“We seem to be snake-bit around the net. We’ve had amble chances, but haven’t been able to find the back of the net consistently,” coach Randy Carlyle said.

Silfverberg opened the scoring at 8:52 of the first when he took a pass from Brandon Montour and put a one-timer past Nilsson from just outside the right faceoff circle for his 11th of the season but only second in the past 11 games.

Ryan tied it at 9:23 of the third period when he got the rebound of Gibson’s save on Dylan DeMelo’s shot and was able to chip it under Gibson’s left pad for his eighth of the season. It was his third goal and eighth point in 11 games against his former team, which drafted him second overall in 2005. The Senators’ right wing also extended his point streak to five games (two goals, four assists).
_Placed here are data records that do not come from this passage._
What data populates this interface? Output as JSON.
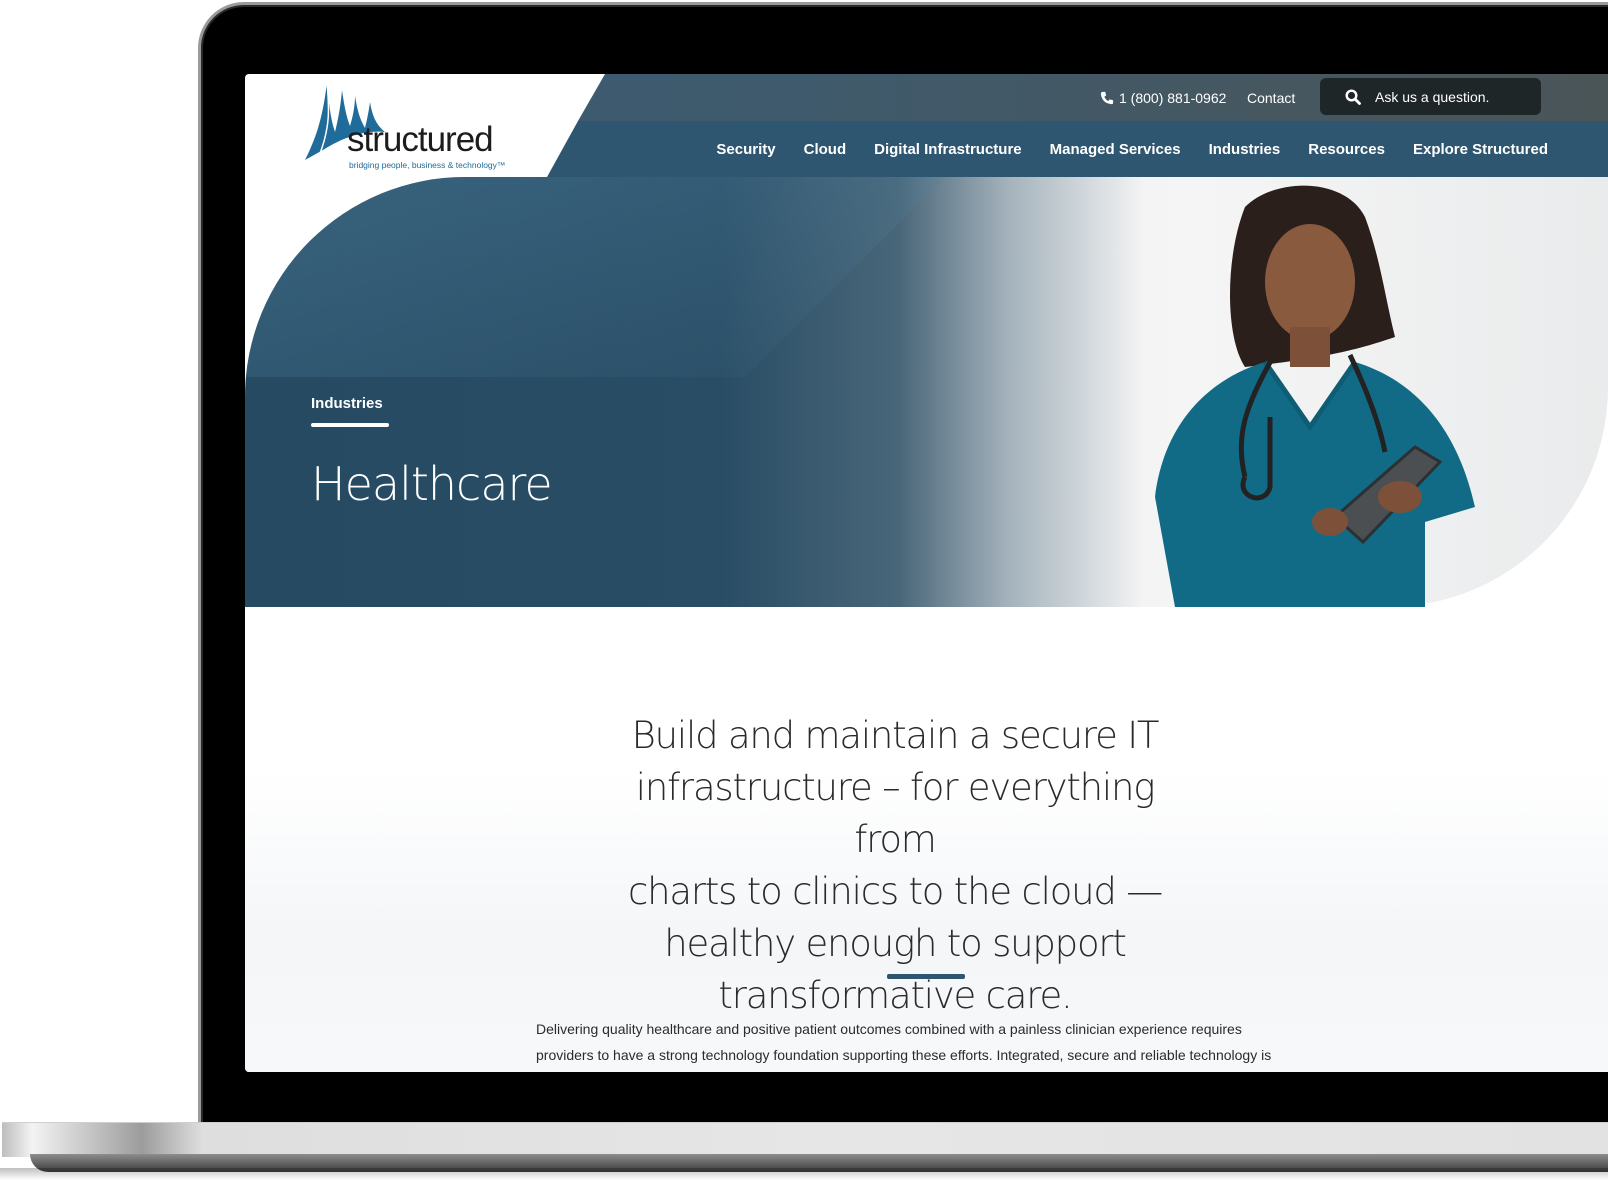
{
  "brand": {
    "name": "structured",
    "tagline": "bridging people, business & technology™",
    "accent_color": "#2f5670"
  },
  "utility_bar": {
    "phone_icon": "phone-icon",
    "phone": "1 (800) 881-0962",
    "contact_label": "Contact",
    "search": {
      "icon": "search-icon",
      "placeholder": "Ask us a question."
    }
  },
  "nav": {
    "items": [
      {
        "label": "Security"
      },
      {
        "label": "Cloud"
      },
      {
        "label": "Digital Infrastructure"
      },
      {
        "label": "Managed Services"
      },
      {
        "label": "Industries"
      },
      {
        "label": "Resources"
      },
      {
        "label": "Explore Structured"
      }
    ]
  },
  "hero": {
    "eyebrow": "Industries",
    "title": "Healthcare",
    "image_alt": "Nurse in teal scrubs with stethoscope using a tablet"
  },
  "main": {
    "lead_lines": [
      "Build and maintain a secure IT",
      "infrastructure – for everything from",
      "charts to clinics to the cloud —",
      "healthy enough to support",
      "transformative care."
    ],
    "paragraph_lines": [
      "Delivering quality healthcare and positive patient outcomes combined with a painless clinician experience requires",
      "providers to have a strong technology foundation supporting these efforts. Integrated, secure and reliable technology is"
    ]
  }
}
Report an error
Due to technical reasons, we have temporarily removed commenting from our articles. We hope to have this fixed soon. Thank you for your patience. If you are looking to give feedback on our new site, please send it along to feedback@globeandmail.com. If you want to write a letter to the editor, please forward to letters@globeandmail.com.

Welcome to The Globe and Mail’s comment community. This is a space where subscribers can engage with each other and Globe staff. Non-subscribers can read and sort comments but will not be able to engage with them in any way. Click here to subscribe.

If you would like to write a letter to the editor, please forward it to letters@globeandmail.com. Readers can also interact with The Globe on Facebook and Twitter .

Welcome to The Globe and Mail’s comment community. This is a space where subscribers can engage with each other and Globe staff. Non-subscribers can read and sort comments but will not be able to engage with them in any way. Click here to subscribe.

If you would like to write a letter to the editor, please forward it to letters@globeandmail.com. Readers can also interact with The Globe on Facebook and Twitter .

Discussion loading ...

Cannabis pro newsletter